— From The Master Algorithm – How the Quest for the ultimate learning machine will remake our world by Pedro Domingos P. 22
Where Are we Headed?
Technology trends come and go all the time? What’s unusual about machine learning is that, through all these changes, through boom and bust, it just keeps growing. Its first big hit was in finance, predicting stock ups and downs, starting in the late 1980s. The next wave was mining corporate databases, which by the mid-1990s were starting to grow quite large, and in areas like direct marketing, customer relationship management, credit scoring, and fraud detection. Then came the web and e-commerce, where automated personalization quickly became de rigueur. When the dot-com bust temporarily curtailed that, the use of learning for web search and ad placement took off. For better or worse, the 9/11 attacks put machine learning in the front line of the war on terror. Web 2.0 brought a swatch of new applications, from mining social networks to figuring out what bloggers are saying about products. In parallel, scientists of all stripes, were increasingly turning to large-scale modeling, with molecular biologists and astronomers leading the charge. The housing bust barely registered; its main effect was a welcome transfer of talent from Wall Street to Silicon Valley. In 2011, the ‘big data’ meme hit, putting machine learning squarely in the center of the global economy’s future. Today, there seems to be hardly an area of human endeavor untouched by machine learning, including seemingly unlikely candidates like music, sports, and wine tasting.
As remarkable as the growth is, it’s only a foretaste of what’s to come. Despite its usefulness, the generation of learning algorithms currently at work in industry is, in fact, quite limited. When the algorithms now in the lab make it to the front lines, Bill Gate’s remark that a breakthrough in machine learning would be worth ten Microsofts will seem conservative. And if the ideas that really put a glimmer in researchers’ eyes bear fruit, machine learning will bring about not just a new era of civilization, but a new stage in the evolution of life on Earth.

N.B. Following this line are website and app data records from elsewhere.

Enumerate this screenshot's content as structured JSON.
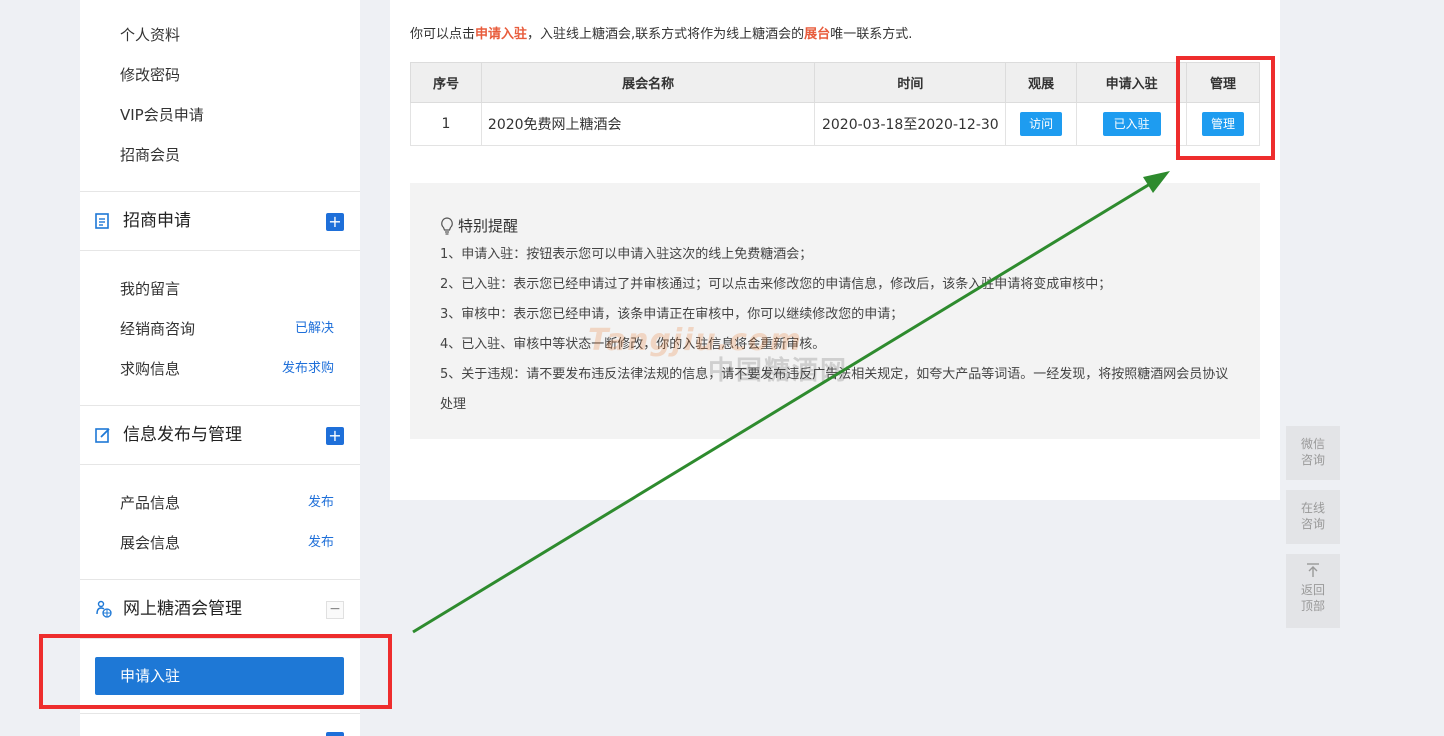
{
  "sidebar": {
    "profile_items": [
      "个人资料",
      "修改密码",
      "VIP会员申请",
      "招商会员"
    ],
    "sections": [
      {
        "title": "招商申请",
        "toggle": "+",
        "items": [
          {
            "label": "我的留言",
            "action": ""
          },
          {
            "label": "经销商咨询",
            "action": "已解决"
          },
          {
            "label": "求购信息",
            "action": "发布求购"
          }
        ]
      },
      {
        "title": "信息发布与管理",
        "toggle": "+",
        "items": [
          {
            "label": "产品信息",
            "action": "发布"
          },
          {
            "label": "展会信息",
            "action": "发布"
          }
        ]
      },
      {
        "title": "网上糖酒会管理",
        "toggle": "−",
        "items": [
          {
            "label": "申请入驻",
            "action": ""
          }
        ]
      }
    ]
  },
  "notice": {
    "part1": "你可以点击",
    "link1": "申请入驻",
    "part2": "，入驻线上糖酒会,联系方式将作为线上糖酒会的",
    "link2": "展台",
    "part3": "唯一联系方式."
  },
  "table": {
    "headers": [
      "序号",
      "展会名称",
      "时间",
      "观展",
      "申请入驻",
      "管理"
    ],
    "rows": [
      {
        "no": "1",
        "name": "2020免费网上糖酒会",
        "time": "2020-03-18至2020-12-30",
        "view": "访问",
        "apply": "已入驻",
        "manage": "管理"
      }
    ]
  },
  "reminder": {
    "title": "特别提醒",
    "items": [
      "1、申请入驻：按钮表示您可以申请入驻这次的线上免费糖酒会；",
      "2、已入驻：表示您已经申请过了并审核通过；可以点击来修改您的申请信息，修改后，该条入驻申请将变成审核中；",
      "3、审核中：表示您已经申请，该条申请正在审核中，你可以继续修改您的申请；",
      "4、已入驻、审核中等状态一断修改，你的入驻信息将会重新审核。",
      "5、关于违规：请不要发布违反法律法规的信息，请不要发布违反广告法相关规定，如夸大产品等词语。一经发现，将按照糖酒网会员协议处理"
    ],
    "watermark_logo": "Tangjiu.com",
    "watermark_name": "中国糖酒网"
  },
  "float_tools": [
    {
      "label": "微信\n咨询",
      "icon": ""
    },
    {
      "label": "在线\n咨询",
      "icon": ""
    },
    {
      "label": "返回\n顶部",
      "icon": "arrow-top-icon"
    }
  ],
  "colors": {
    "primary": "#1e78d6",
    "button": "#1e9cf0",
    "highlight": "#e85c3c",
    "annotation_red": "#ee2d2d",
    "annotation_arrow": "#2e8b2e"
  }
}
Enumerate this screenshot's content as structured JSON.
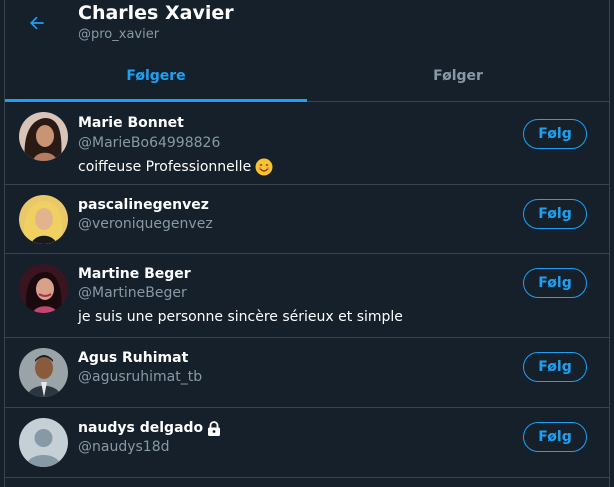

What makes this possible? How do learning algorithms work? What can’t they currently do, and what will the next generation look like? How will the machine-learning revolution unfold? And what opportunities and dangers should you look out for? That’s what this book is about — read on.”